===== Material for this task =====
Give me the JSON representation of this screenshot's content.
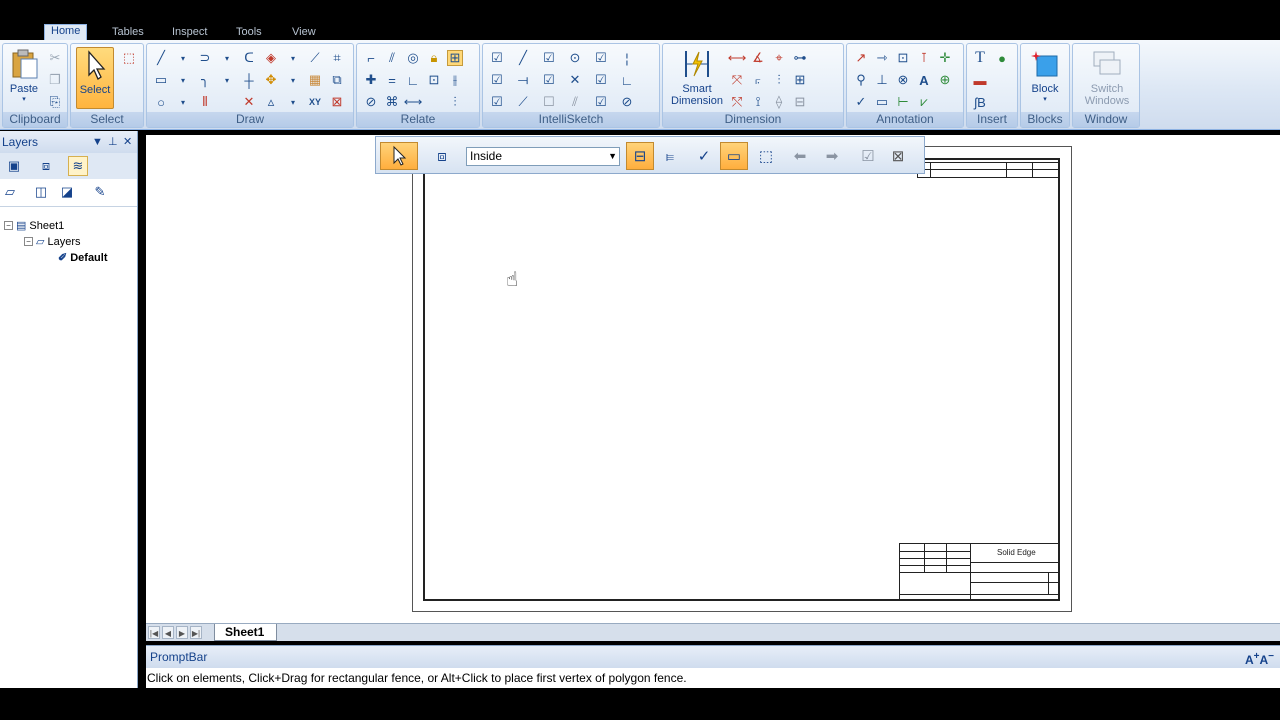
{
  "tabs": [
    {
      "label": "Home",
      "active": true
    },
    {
      "label": "Tables",
      "active": false
    },
    {
      "label": "Inspect",
      "active": false
    },
    {
      "label": "Tools",
      "active": false
    },
    {
      "label": "View",
      "active": false
    }
  ],
  "ribbon": {
    "groups": {
      "clipboard": "Clipboard",
      "select": "Select",
      "draw": "Draw",
      "relate": "Relate",
      "intellisketch": "IntelliSketch",
      "dimension": "Dimension",
      "annotation": "Annotation",
      "insert": "Insert",
      "blocks": "Blocks",
      "window": "Window"
    },
    "buttons": {
      "paste": "Paste",
      "select": "Select",
      "smart_dimension_1": "Smart",
      "smart_dimension_2": "Dimension",
      "block": "Block",
      "switch_windows_1": "Switch",
      "switch_windows_2": "Windows"
    }
  },
  "left_panel": {
    "title": "Layers",
    "tree": {
      "sheet": "Sheet1",
      "layers": "Layers",
      "default": "Default"
    }
  },
  "select_toolbar": {
    "fence_mode": "Inside"
  },
  "drawing": {
    "title_brand": "Solid Edge"
  },
  "sheet_tabs": {
    "active": "Sheet1"
  },
  "prompt_bar": {
    "title": "PromptBar",
    "message": "Click on elements, Click+Drag for rectangular fence, or Alt+Click to place first vertex of polygon fence."
  },
  "colors": {
    "ribbon_bg": "#dbe6f4",
    "accent_orange": "#ffb43f",
    "label_blue": "#15428b"
  }
}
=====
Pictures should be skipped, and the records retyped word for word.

Give me the JSON representation of this screenshot's content.
{
  "tabs": [
    {
      "label": "Home",
      "active": true
    },
    {
      "label": "Tables",
      "active": false
    },
    {
      "label": "Inspect",
      "active": false
    },
    {
      "label": "Tools",
      "active": false
    },
    {
      "label": "View",
      "active": false
    }
  ],
  "ribbon": {
    "groups": {
      "clipboard": "Clipboard",
      "select": "Select",
      "draw": "Draw",
      "relate": "Relate",
      "intellisketch": "IntelliSketch",
      "dimension": "Dimension",
      "annotation": "Annotation",
      "insert": "Insert",
      "blocks": "Blocks",
      "window": "Window"
    },
    "buttons": {
      "paste": "Paste",
      "select": "Select",
      "smart_dimension_1": "Smart",
      "smart_dimension_2": "Dimension",
      "block": "Block",
      "switch_windows_1": "Switch",
      "switch_windows_2": "Windows"
    }
  },
  "left_panel": {
    "title": "Layers",
    "tree": {
      "sheet": "Sheet1",
      "layers": "Layers",
      "default": "Default"
    }
  },
  "select_toolbar": {
    "fence_mode": "Inside"
  },
  "drawing": {
    "title_brand": "Solid Edge"
  },
  "sheet_tabs": {
    "active": "Sheet1"
  },
  "prompt_bar": {
    "title": "PromptBar",
    "message": "Click on elements, Click+Drag for rectangular fence, or Alt+Click to place first vertex of polygon fence."
  },
  "colors": {
    "ribbon_bg": "#dbe6f4",
    "accent_orange": "#ffb43f",
    "label_blue": "#15428b"
  }
}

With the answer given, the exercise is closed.